Raw data section start

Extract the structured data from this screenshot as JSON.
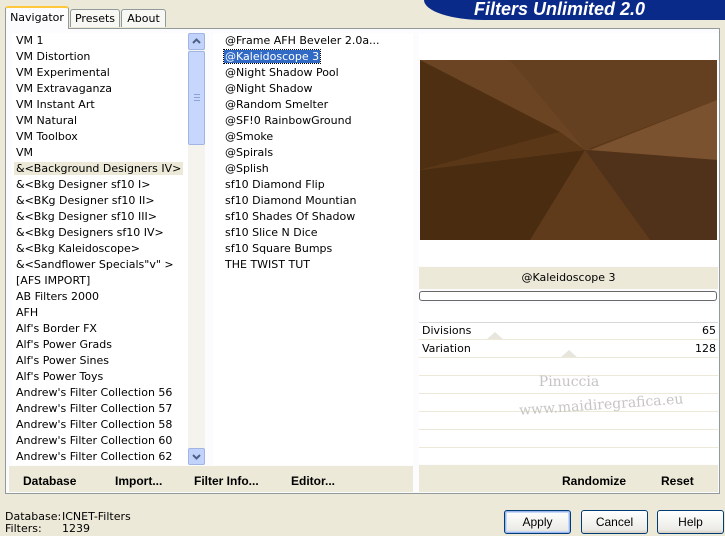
{
  "tabs": [
    "Navigator",
    "Presets",
    "About"
  ],
  "banner_title": "Filters Unlimited 2.0",
  "categories": [
    "VM 1",
    "VM Distortion",
    "VM Experimental",
    "VM Extravaganza",
    "VM Instant Art",
    "VM Natural",
    "VM Toolbox",
    "VM",
    "&<Background Designers IV>",
    "&<Bkg Designer sf10 I>",
    "&<BKg Designer sf10 II>",
    "&<Bkg Designer sf10 III>",
    "&<Bkg Designers sf10 IV>",
    "&<Bkg Kaleidoscope>",
    "&<Sandflower Specials\"v\" >",
    "[AFS IMPORT]",
    "AB Filters 2000",
    "AFH",
    "Alf's Border FX",
    "Alf's Power Grads",
    "Alf's Power Sines",
    "Alf's Power Toys",
    "Andrew's Filter Collection 56",
    "Andrew's Filter Collection 57",
    "Andrew's Filter Collection 58",
    "Andrew's Filter Collection 60",
    "Andrew's Filter Collection 62"
  ],
  "selected_category": "&<Background Designers IV>",
  "filters": [
    "@Frame AFH Beveler 2.0a...",
    "@Kaleidoscope 3",
    "@Night Shadow Pool",
    "@Night Shadow",
    "@Random Smelter",
    "@SF!0 RainbowGround",
    "@Smoke",
    "@Spirals",
    "@Splish",
    "sf10 Diamond Flip",
    "sf10 Diamond Mountian",
    "sf10 Shades Of Shadow",
    "sf10 Slice N Dice",
    "sf10 Square Bumps",
    "THE TWIST TUT"
  ],
  "selected_filter": "@Kaleidoscope 3",
  "current_filter_name": "@Kaleidoscope 3",
  "params": [
    {
      "label": "Divisions",
      "value": "65",
      "level": 0.255
    },
    {
      "label": "Variation",
      "value": "128",
      "level": 0.502
    }
  ],
  "watermark": {
    "line1": "Pinuccia",
    "line2": "www.maidiregrafica.eu"
  },
  "bottom_buttons": [
    "Database",
    "Import...",
    "Filter Info...",
    "Editor..."
  ],
  "randomize_label": "Randomize",
  "reset_label": "Reset",
  "status": {
    "database_label": "Database:",
    "database_value": "ICNET-Filters",
    "filters_label": "Filters:",
    "filters_value": "1239"
  },
  "dialog_buttons": {
    "apply": "Apply",
    "cancel": "Cancel",
    "help": "Help"
  },
  "colors": {
    "banner": "#0a2a8a",
    "selection": "#316ac5",
    "preview_brown": "#5b3818"
  }
}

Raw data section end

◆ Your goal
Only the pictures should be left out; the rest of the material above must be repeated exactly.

◆ Response area
Extract the structured data from this screenshot as JSON.
{
  "tabs": [
    "Navigator",
    "Presets",
    "About"
  ],
  "banner_title": "Filters Unlimited 2.0",
  "categories": [
    "VM 1",
    "VM Distortion",
    "VM Experimental",
    "VM Extravaganza",
    "VM Instant Art",
    "VM Natural",
    "VM Toolbox",
    "VM",
    "&<Background Designers IV>",
    "&<Bkg Designer sf10 I>",
    "&<BKg Designer sf10 II>",
    "&<Bkg Designer sf10 III>",
    "&<Bkg Designers sf10 IV>",
    "&<Bkg Kaleidoscope>",
    "&<Sandflower Specials\"v\" >",
    "[AFS IMPORT]",
    "AB Filters 2000",
    "AFH",
    "Alf's Border FX",
    "Alf's Power Grads",
    "Alf's Power Sines",
    "Alf's Power Toys",
    "Andrew's Filter Collection 56",
    "Andrew's Filter Collection 57",
    "Andrew's Filter Collection 58",
    "Andrew's Filter Collection 60",
    "Andrew's Filter Collection 62"
  ],
  "selected_category": "&<Background Designers IV>",
  "filters": [
    "@Frame AFH Beveler 2.0a...",
    "@Kaleidoscope 3",
    "@Night Shadow Pool",
    "@Night Shadow",
    "@Random Smelter",
    "@SF!0 RainbowGround",
    "@Smoke",
    "@Spirals",
    "@Splish",
    "sf10 Diamond Flip",
    "sf10 Diamond Mountian",
    "sf10 Shades Of Shadow",
    "sf10 Slice N Dice",
    "sf10 Square Bumps",
    "THE TWIST TUT"
  ],
  "selected_filter": "@Kaleidoscope 3",
  "current_filter_name": "@Kaleidoscope 3",
  "params": [
    {
      "label": "Divisions",
      "value": "65",
      "level": 0.255
    },
    {
      "label": "Variation",
      "value": "128",
      "level": 0.502
    }
  ],
  "watermark": {
    "line1": "Pinuccia",
    "line2": "www.maidiregrafica.eu"
  },
  "bottom_buttons": [
    "Database",
    "Import...",
    "Filter Info...",
    "Editor..."
  ],
  "randomize_label": "Randomize",
  "reset_label": "Reset",
  "status": {
    "database_label": "Database:",
    "database_value": "ICNET-Filters",
    "filters_label": "Filters:",
    "filters_value": "1239"
  },
  "dialog_buttons": {
    "apply": "Apply",
    "cancel": "Cancel",
    "help": "Help"
  },
  "colors": {
    "banner": "#0a2a8a",
    "selection": "#316ac5",
    "preview_brown": "#5b3818"
  }
}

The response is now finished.